Provided entries: Begin

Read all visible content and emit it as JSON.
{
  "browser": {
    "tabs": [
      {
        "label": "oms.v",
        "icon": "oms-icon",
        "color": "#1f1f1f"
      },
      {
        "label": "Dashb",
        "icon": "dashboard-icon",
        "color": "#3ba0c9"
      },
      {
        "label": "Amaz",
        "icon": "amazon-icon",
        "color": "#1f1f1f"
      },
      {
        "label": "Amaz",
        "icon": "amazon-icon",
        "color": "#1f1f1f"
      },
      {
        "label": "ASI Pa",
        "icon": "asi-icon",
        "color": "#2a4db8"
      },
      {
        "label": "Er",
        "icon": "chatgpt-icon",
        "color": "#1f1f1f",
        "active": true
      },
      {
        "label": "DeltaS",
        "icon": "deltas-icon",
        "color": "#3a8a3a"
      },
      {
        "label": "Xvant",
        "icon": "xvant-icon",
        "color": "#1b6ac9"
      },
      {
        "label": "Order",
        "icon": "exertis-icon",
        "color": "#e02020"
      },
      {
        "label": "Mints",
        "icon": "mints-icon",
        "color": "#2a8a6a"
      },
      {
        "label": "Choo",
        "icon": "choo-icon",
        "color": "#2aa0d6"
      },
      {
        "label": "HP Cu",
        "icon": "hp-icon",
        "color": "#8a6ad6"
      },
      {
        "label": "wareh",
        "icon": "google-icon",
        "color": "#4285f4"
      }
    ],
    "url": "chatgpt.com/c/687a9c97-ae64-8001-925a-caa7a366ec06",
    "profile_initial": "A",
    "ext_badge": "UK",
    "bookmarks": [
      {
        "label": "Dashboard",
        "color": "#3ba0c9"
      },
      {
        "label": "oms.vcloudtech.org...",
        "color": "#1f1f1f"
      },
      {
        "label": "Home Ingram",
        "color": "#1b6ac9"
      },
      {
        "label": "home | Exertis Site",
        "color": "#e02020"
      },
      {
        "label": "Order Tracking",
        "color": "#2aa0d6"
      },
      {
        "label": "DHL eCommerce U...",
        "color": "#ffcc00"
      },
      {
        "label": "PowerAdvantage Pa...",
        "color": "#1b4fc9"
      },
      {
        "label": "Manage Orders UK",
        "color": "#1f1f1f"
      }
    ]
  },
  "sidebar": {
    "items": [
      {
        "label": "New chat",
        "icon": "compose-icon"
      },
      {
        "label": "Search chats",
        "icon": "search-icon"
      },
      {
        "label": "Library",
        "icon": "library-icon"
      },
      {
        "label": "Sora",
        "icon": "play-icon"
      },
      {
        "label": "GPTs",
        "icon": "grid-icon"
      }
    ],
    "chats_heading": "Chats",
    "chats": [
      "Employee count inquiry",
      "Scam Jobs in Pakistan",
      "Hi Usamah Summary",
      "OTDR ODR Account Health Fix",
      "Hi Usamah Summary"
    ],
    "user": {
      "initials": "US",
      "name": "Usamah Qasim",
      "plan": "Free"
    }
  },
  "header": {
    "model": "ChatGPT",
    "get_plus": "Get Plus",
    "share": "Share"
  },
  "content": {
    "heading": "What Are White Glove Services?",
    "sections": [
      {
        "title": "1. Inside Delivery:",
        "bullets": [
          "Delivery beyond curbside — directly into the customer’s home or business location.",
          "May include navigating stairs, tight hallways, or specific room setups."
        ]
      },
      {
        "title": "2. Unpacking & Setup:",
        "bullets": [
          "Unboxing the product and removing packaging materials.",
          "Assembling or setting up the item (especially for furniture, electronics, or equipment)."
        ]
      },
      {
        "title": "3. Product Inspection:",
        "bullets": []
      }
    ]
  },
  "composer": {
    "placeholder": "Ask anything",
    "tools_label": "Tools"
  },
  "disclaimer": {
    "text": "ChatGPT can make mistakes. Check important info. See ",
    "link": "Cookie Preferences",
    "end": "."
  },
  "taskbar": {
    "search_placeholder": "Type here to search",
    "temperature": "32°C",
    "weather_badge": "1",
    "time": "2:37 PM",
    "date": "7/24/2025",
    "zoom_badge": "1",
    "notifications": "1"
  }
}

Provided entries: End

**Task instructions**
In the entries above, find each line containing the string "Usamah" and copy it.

**Your solution**
      "Hi Usamah Summary",
      "Hi Usamah Summary"
      "name": "Usamah Qasim",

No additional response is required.